The paintings of Boston and London all have one thing in common – the sitter is almost invariably shown against a dark or opaque background, and as you wander around these pictures you get a feeling of stifling nineteenth-century city life, in cluttered rooms, smoky cities and somewhat oppressive society – in fact these portraits look exactly how reading a Henry James novel feels (and James himself is one of those on show in this room). From the haughty looking dancer La Carmencita to the actress Ellen Terry as Lady Macbeth and fellow artist W. Graham Robertson, the backdrops are gloomy to make you focus on the personality of the sitter but also imply something of the nature of Victorian city-life. In a lovely contrast, this room also displays a few incredible charcoal sketches which are so skilful they look as though someone has drawn over a photograph – particularly the one of the poet Yeats and actress Mary Anderson.
In the final room, Sargent escapes the repressive atmosphere of the city and returns to light openness of countryside and seascapes in Southern Europe. His Group with Parasols shows intermingled friends contentedly asleep on the grass, while The Fountain, Villa Torlonia, Frascati, Italy is a similarly relaxed scene of a female artist at work as her husband snoozes beside her. These are a lovely end to the exhibition taking you up to 1914 and hinting at the some of the incredibly evocative work Sargent would produce of people and desolate landscapes in the Great War.
The National Portrait Gallery’s exhibition is a brilliant insight into the work of a skilled and varied artist, one whose talent was dismissed in the early part of the Twentieth-century.

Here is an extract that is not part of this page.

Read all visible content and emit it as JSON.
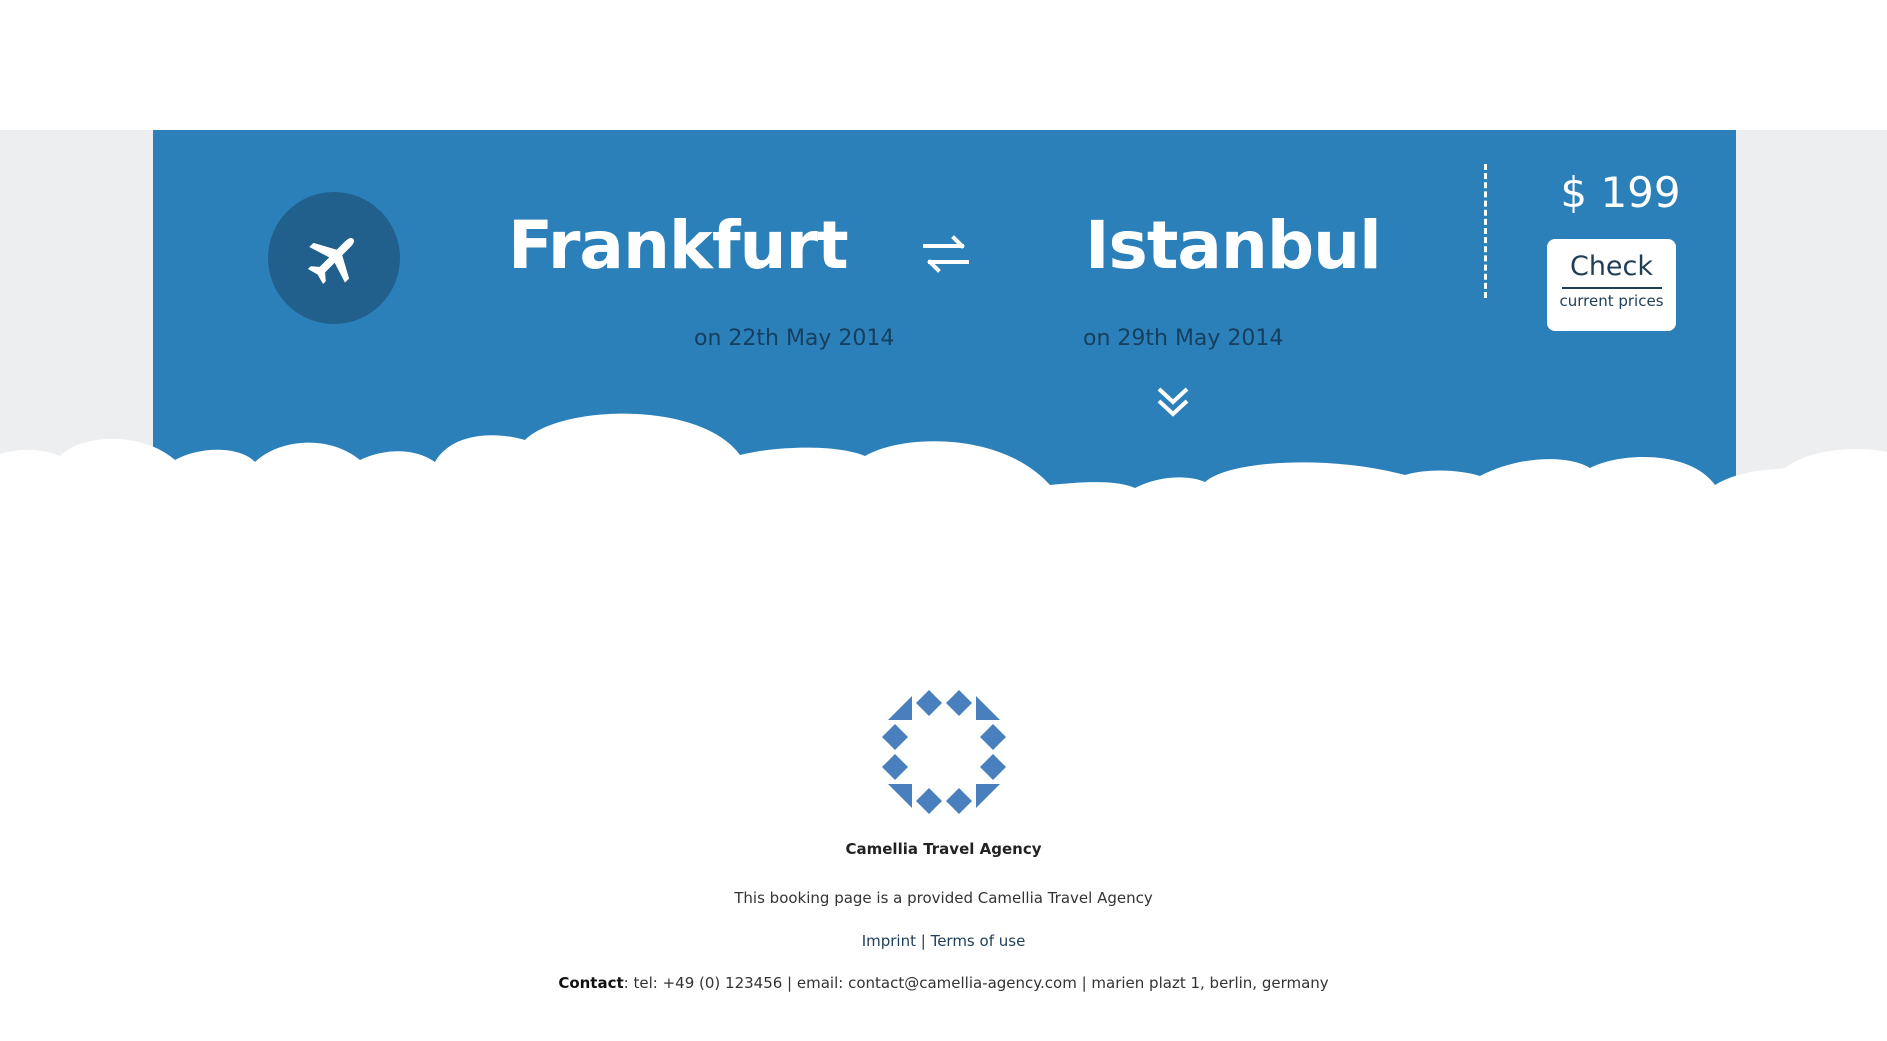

As with their previous shows, the key here is not just being able to see around 70 paintings but the way in which these chart both the life Sargent was living in terms of his location and progression as an artist, but also the nature of the world he inhabited – one full of artists, musicians, actors, dancers and patrons. This exhibition reminds us that not only could Sargent paint accurate portraits of any sitter but brought to them a sense of personality and multiple references to the lives they lived.

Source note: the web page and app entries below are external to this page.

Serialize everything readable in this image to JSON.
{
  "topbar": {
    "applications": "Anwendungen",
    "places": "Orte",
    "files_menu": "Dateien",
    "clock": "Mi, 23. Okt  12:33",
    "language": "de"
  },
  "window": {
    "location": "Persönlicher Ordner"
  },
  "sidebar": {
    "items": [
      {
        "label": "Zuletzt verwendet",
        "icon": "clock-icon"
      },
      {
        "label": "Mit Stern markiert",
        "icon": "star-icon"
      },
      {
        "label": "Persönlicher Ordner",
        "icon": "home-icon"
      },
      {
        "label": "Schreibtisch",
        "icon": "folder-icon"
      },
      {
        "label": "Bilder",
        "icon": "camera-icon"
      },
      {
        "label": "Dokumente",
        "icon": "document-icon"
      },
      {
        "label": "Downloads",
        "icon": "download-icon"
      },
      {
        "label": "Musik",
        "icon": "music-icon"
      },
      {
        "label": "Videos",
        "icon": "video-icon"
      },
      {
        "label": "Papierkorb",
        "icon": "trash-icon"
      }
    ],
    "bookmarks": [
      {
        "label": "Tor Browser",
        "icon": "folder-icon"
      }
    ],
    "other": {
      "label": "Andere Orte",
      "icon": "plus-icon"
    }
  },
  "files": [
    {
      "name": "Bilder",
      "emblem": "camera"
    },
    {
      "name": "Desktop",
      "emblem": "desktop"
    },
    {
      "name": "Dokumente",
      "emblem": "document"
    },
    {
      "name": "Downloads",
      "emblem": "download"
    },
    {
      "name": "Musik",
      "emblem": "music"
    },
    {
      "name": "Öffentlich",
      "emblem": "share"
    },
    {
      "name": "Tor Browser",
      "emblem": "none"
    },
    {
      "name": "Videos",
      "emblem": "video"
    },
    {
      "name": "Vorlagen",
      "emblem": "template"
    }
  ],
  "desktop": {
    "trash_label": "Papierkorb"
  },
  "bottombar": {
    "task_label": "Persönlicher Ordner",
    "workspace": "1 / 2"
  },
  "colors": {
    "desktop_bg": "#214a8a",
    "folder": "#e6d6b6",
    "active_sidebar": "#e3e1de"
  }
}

Sargent: Portraits of Artists and Friends is at the National Portrait Gallery until 25 May. Tickets are £14.50, although the concession prices are not much less. Follow this blog on Twitter @culturalcap1